■ **MATERIAL FOR THIS TASK**:
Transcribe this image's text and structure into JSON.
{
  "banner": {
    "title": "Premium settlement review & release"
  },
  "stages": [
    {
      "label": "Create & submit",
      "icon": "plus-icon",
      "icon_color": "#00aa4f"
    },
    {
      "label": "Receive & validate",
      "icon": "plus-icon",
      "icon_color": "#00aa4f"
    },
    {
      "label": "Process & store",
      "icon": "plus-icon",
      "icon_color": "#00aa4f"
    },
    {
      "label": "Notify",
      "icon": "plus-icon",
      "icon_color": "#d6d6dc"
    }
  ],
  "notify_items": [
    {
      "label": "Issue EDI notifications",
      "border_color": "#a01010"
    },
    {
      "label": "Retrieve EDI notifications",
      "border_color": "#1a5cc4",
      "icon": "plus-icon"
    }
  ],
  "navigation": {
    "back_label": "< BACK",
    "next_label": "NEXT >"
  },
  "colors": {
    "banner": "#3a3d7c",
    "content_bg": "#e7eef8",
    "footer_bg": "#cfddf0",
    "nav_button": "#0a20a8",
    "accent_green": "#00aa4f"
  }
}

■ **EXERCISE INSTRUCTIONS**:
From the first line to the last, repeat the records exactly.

■ **ANSWER TO THIS PROBLEM**:
Transcribe this image's text and structure into JSON.
{
  "banner": {
    "title": "Premium settlement review & release"
  },
  "stages": [
    {
      "label": "Create & submit",
      "icon": "plus-icon",
      "icon_color": "#00aa4f"
    },
    {
      "label": "Receive & validate",
      "icon": "plus-icon",
      "icon_color": "#00aa4f"
    },
    {
      "label": "Process & store",
      "icon": "plus-icon",
      "icon_color": "#00aa4f"
    },
    {
      "label": "Notify",
      "icon": "plus-icon",
      "icon_color": "#d6d6dc"
    }
  ],
  "notify_items": [
    {
      "label": "Issue EDI notifications",
      "border_color": "#a01010"
    },
    {
      "label": "Retrieve EDI notifications",
      "border_color": "#1a5cc4",
      "icon": "plus-icon"
    }
  ],
  "navigation": {
    "back_label": "< BACK",
    "next_label": "NEXT >"
  },
  "colors": {
    "banner": "#3a3d7c",
    "content_bg": "#e7eef8",
    "footer_bg": "#cfddf0",
    "nav_button": "#0a20a8",
    "accent_green": "#00aa4f"
  }
}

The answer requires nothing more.